The Left Party is going on the offensive: With an immediate program, it wants to recommend itself to the SPD and the Greens as coalition partners. As the “Frankfurter Allgemeine Sonntagszeitung” reports, the party wants to present its plans on Monday, some of which deviate from the party program. The paper is available to the newspaper and also to the “Spiegel”. This is supposed to be a kind of government program that provides clues for possible coalition negotiations, reports the “FAS”. According to this, negotiators are already being sought within the party.
The most important points in the program: increase pensions and minimum wages, abolish Hartz IV and introduce a nationwide rent cap. Another central point is not taken up in the paper. Although it says there that the left wants to end foreign missions and stop arms exports, the dissolution of NATO does not occur, according to the “FAS”. The election manifesto states: “We are calling for the dissolution of NATO and its replacement by a collective security system involving Russia, which has disarmament as a central goal.”
“Now it’s getting serious”
It is “the first time in the history of the party” that the left is preparing so seriously for explorations, said party leader Susanne Hennig-Wellsow of the “FAS”. The paper should send the message to the outside world: “We have a plan, we know how to do it, we are prepared and you can count on us.” And in the party: “Now it’s getting serious.
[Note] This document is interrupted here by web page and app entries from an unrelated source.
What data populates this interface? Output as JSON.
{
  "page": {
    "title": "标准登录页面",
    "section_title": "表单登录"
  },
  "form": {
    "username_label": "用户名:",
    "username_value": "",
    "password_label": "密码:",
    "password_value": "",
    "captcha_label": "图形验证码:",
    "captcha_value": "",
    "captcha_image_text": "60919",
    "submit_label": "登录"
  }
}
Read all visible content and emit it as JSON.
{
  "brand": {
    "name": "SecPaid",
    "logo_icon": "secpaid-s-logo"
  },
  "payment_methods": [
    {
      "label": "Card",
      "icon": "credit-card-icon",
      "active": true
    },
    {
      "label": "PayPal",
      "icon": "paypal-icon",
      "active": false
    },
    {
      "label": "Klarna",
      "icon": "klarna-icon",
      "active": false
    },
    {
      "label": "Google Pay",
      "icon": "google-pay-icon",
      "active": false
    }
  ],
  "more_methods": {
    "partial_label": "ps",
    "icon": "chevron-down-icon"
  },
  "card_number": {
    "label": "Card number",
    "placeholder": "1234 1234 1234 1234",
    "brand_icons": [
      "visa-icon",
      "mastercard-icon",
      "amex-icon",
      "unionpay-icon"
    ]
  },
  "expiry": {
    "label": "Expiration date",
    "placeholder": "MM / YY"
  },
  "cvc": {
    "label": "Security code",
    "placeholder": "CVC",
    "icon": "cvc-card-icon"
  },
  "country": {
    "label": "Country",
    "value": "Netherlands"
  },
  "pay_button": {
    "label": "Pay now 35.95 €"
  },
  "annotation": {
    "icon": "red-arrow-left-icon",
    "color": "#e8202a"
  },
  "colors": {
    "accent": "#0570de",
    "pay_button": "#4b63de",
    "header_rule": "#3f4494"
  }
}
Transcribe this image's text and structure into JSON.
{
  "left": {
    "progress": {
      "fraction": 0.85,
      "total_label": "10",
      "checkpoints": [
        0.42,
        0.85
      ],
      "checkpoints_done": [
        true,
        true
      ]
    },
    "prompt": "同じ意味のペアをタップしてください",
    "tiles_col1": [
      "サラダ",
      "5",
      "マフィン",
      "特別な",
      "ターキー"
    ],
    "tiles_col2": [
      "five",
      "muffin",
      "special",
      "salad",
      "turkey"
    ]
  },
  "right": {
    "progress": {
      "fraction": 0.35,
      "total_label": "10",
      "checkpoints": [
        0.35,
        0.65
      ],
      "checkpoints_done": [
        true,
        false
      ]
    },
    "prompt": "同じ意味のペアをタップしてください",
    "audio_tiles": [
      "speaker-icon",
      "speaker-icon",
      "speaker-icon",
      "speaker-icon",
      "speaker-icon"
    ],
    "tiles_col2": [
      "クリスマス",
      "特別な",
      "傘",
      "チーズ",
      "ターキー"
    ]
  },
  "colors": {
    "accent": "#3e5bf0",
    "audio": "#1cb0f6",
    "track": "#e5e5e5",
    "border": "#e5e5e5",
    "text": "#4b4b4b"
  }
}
But you don’t have to worry, we have that under control.”
The SPD chancellor candidate Olaf Scholz had not recently ruled out an alliance with the left. But he had drawn a red line in relation to the role of NATO: “Every government in Germany must be very clear about the transatlantic partnership, membership in NATO and a strong and sovereign European Union.” That is essential for him.
Green Chancellor candidate Annalena Baerbock also distanced herself from the Left Party. The Left “sidelined when it wasn’t even ready to support the Bundeswehr in rescuing German nationals and local workers from Afghanistan,” she told the newspapers of the Funke media group last week. However, a joint government with the Left Party did not fundamentally rule them out either. In a democracy, all democratic parties should be able to speak.
Hennig-Wellsow believes in support from the SPD and the Greens
The immediate program acts at least as a reaction to it. Federal board member of the Left, Maja Tegeler, said of the “FAS”: “If we do not agree on the maximum demand to leave NATO, but at least make a realignment in foreign policy and cut arms spending significantly, then I see good opportunities.”
In addition, the party is convinced that there is also a lot of support for a possible red-green-red coalition in the SPD and the Greens. “I’m not sure whether Scholz and Baerbock are interested in governing with the left. But I know both of them that the shop behind them already wants,” said Hennig-Wellsow. The parliamentary group leader Amira Mohamed Ali also told the newspaper: “As far as I know, a relevant part of the SPD parliamentary group is very open to red-green-red”.
Korte: You’re back in the game
Union politicians, including Chancellor candidate Armin Laschet, had recently repeatedly warned against a “left slide”. This did not meet with anger on the left, but with gratitude. The CDU and CSU had taken the “Red Socks Campaign” back out of the moth box, “which I very much welcome,” said the parliamentary manager of the parliamentary group, Jan Korte. This leads to people talking about the left and the content. You are back in the game.
Until a few days ago, the left played a subordinate role in the election campaign. In surveys, they have long been between six and eight percent – below their result in the previous 2017 election and close to the five percent limit. The SPD is currently between 23 and 25 percent, the Greens between 15 and 19. A majority for red-red-green could therefore be mathematically possible.